(Information supplied Opens)

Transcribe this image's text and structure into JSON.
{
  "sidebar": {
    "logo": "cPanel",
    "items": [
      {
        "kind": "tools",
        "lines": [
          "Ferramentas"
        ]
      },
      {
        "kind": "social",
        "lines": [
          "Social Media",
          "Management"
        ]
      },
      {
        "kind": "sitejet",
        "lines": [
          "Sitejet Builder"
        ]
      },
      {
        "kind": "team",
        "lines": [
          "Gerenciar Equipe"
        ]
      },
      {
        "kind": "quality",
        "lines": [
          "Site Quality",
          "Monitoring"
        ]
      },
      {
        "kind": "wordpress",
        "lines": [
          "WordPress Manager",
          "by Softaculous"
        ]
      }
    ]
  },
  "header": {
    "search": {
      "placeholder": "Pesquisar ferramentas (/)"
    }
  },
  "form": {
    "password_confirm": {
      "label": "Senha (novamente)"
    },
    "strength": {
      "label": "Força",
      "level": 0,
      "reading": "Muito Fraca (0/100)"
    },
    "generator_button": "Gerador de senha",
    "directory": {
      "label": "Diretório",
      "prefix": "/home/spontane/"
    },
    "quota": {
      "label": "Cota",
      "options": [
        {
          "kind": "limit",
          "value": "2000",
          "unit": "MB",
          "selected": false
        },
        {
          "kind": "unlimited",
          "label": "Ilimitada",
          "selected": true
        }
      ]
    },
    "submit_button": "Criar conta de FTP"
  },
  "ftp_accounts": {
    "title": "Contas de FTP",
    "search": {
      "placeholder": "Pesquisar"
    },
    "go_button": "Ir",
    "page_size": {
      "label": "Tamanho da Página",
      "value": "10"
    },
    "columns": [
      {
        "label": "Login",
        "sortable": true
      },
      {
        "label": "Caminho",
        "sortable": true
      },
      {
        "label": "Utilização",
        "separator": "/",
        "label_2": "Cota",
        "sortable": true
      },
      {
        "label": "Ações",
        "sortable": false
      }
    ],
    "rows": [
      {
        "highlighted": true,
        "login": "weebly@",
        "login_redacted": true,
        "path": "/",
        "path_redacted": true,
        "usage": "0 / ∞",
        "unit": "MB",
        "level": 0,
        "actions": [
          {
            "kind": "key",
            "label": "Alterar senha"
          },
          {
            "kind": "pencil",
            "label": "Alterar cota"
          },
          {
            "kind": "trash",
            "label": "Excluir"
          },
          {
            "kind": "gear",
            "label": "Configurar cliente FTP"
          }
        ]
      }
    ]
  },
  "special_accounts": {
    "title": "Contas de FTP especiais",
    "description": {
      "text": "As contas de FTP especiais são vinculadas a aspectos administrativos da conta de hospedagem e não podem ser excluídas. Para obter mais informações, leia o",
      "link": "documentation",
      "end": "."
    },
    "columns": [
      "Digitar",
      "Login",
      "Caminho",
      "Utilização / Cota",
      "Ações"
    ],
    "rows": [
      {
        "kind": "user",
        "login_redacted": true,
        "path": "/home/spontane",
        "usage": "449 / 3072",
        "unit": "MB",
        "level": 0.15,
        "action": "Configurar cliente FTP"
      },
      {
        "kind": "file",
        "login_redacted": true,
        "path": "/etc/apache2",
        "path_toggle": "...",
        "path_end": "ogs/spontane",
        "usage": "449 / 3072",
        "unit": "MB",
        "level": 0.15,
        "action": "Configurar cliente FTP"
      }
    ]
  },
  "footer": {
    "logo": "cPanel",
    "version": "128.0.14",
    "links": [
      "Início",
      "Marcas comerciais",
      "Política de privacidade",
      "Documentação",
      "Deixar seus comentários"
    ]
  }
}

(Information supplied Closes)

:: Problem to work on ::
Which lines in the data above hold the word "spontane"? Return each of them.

:: Answer to this task ::
      "prefix": "/home/spontane/"
        "path": "/home/spontane",
        "path_end": "ogs/spontane",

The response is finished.